> What is required
With the line containing "Extract the structured" as the first and the final line of the entries as the last, repeat exactly the lines in that span, including both.

----------

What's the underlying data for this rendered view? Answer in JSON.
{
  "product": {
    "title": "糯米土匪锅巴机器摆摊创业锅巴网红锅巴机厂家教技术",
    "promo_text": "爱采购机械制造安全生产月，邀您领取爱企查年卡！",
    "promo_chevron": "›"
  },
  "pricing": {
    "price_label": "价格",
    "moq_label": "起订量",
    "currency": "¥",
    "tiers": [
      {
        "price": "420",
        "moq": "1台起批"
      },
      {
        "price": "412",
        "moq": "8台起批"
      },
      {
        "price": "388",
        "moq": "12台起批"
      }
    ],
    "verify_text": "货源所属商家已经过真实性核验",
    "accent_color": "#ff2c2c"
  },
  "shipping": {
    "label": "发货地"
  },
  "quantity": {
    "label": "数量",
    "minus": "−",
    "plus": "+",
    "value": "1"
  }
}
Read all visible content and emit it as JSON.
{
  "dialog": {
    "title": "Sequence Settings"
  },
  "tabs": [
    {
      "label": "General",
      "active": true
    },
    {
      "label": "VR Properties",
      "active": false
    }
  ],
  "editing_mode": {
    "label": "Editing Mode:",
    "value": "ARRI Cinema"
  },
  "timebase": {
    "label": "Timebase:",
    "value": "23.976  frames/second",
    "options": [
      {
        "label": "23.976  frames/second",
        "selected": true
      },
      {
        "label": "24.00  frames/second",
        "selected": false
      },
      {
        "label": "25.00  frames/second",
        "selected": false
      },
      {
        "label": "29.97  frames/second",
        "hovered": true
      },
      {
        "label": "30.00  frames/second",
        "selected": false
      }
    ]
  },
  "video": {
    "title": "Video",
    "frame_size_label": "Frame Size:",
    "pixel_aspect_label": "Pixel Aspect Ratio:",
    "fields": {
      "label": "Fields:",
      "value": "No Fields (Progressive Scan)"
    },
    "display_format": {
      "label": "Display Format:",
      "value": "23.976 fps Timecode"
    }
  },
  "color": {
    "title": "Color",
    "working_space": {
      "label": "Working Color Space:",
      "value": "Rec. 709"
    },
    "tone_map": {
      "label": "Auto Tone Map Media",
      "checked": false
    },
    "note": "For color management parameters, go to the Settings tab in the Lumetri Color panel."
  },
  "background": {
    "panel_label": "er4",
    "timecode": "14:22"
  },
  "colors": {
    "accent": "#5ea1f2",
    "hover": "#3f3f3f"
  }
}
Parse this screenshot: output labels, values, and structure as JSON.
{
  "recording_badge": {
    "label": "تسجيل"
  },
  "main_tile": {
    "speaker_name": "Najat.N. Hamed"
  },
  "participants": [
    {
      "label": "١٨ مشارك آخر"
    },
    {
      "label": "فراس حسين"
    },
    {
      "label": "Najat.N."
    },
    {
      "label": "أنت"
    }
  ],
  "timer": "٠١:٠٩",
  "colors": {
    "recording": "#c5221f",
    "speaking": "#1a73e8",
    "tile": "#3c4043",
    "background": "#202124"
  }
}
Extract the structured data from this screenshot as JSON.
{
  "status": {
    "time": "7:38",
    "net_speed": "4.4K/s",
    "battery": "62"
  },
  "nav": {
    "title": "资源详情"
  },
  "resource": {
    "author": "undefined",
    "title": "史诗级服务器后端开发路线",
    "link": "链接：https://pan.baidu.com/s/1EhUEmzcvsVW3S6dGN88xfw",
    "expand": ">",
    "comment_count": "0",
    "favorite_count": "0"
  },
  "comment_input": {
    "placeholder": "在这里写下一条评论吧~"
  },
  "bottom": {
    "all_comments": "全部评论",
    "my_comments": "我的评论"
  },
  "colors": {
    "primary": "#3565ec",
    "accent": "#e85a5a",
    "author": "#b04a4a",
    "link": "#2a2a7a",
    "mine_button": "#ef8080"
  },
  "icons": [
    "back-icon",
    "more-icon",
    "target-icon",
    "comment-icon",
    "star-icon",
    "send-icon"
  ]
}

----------

> Problem solution
Extract the structured data from this screenshot as JSON.
{
  "status": {
    "time": "7:38",
    "net_speed": "4.4K/s",
    "battery": "62"
  },
  "nav": {
    "title": "资源详情"
  },
  "resource": {
    "author": "undefined",
    "title": "史诗级服务器后端开发路线",
    "link": "链接：https://pan.baidu.com/s/1EhUEmzcvsVW3S6dGN88xfw",
    "expand": ">",
    "comment_count": "0",
    "favorite_count": "0"
  },
  "comment_input": {
    "placeholder": "在这里写下一条评论吧~"
  },
  "bottom": {
    "all_comments": "全部评论",
    "my_comments": "我的评论"
  },
  "colors": {
    "primary": "#3565ec",
    "accent": "#e85a5a",
    "author": "#b04a4a",
    "link": "#2a2a7a",
    "mine_button": "#ef8080"
  },
  "icons": [
    "back-icon",
    "more-icon",
    "target-icon",
    "comment-icon",
    "star-icon",
    "send-icon"
  ]
}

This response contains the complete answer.